Friday, July 20, 2007

Window Washers, July 2007


I went to the dentist on Tuesday for my regular semi-annual cleaning. (As the old commercial said, "Look ma, no cavities!") Afterwards, I walked from my dentist's office, at 54th Street and Park Avenue, across town and down to my office at Eighth Avenue and 40th Street.

It was a nice morning for a walk, and it seemed to be the day for window washing. I passed several crews out on the sides of buildings, cleaning the glass from suspended platforms.


This is not a job I would want. I normally enjoy cleaning anything, but having to do it from such a precariously suspended structure would just freak me out. I'm not great with heights, despite living in the tallest city in the world. As long as there's a barrier between me and, well, falling, I'm fine. But I'm not sure I'd feel very secure in one of those contraptions.

I remember reading about a Buddhist monk who had such a finely honed ability to remain in the moment that once, when he was traveling on an airplane and an engine caught fire, he merely watched it burn from his seat, enjoying the colors of the flames.

To be a window-washer is to employ a similar skill: To set aside the fear of what could happen, and instead be present to what is happening. Why be afraid that the plane will crash, when ultimately it won't? Why be afraid that you're in danger of falling, when as long as you're careful, you're not?

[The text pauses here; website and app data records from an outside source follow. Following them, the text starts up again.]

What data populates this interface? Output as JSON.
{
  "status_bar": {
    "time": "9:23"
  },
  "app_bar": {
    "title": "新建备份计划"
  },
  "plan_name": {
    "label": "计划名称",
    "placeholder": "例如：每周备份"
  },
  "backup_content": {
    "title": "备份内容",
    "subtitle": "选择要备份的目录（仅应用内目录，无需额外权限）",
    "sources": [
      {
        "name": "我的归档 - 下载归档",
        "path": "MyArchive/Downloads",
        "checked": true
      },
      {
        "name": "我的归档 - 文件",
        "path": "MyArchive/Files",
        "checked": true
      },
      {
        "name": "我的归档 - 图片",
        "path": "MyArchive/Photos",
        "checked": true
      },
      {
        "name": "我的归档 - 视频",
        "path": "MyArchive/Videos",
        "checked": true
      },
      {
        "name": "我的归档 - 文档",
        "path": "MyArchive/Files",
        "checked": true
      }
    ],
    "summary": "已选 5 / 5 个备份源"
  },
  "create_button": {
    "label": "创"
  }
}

Still, even as I understand the futility of that fear, I'd be afraid on an airplane with a burning engine - just as I'd be nervous on one of those platforms!

4 comments:

Reya Mellicker said...

The story about the Buddhist monk made me laugh. Being in the moment at a time like that, I think, would require calm, yes, but how about preparing to save yourself? Contacting the flight attendants, getting ready to open the emergency doors or whatever ... just sitting there watching the engine burn? That's crazy.

I'm afraid of heights, too. My theory is that window washers kind of get off on the thrill of almost falling. Or maybe they're oblivious. Or just not afraid. I'm too stingy to assume they're in the moment, I guess.

Great pics!

Merle Sneed said...

Window washing is a job that I don't understand. It seems too risky to me. I wouldn't get much accomplished because I would be too afraid to move.

I've seen the old pictures of the great skyscrapers under construction, with the iron workers straddling the beams hundreds of feet above the ground, and I marvel at their composure.

Maybe being able to do these jobs is really living in the moment. The possibility of falling is real, but once you understand the falling is unlikely, you can enjoy the view!

J. David Zacko-Smith said...

Fear is all tied to a desire for control, or the hesitation regarding a lack thereof. If you can make peace with not being in control, fear disappears.

d. chedwick said...

A Native American once told me that he (and most other Natives) had no fear of heights so it was easy for them to come to Manhattan and take on all sorts of hi-rise jobs. Maybe they are just zenlike too.

I think the Monk watching the flames was doing so while others panicked and the stewardess was very busy giving instructions. He saw there was nothing to do, except BE.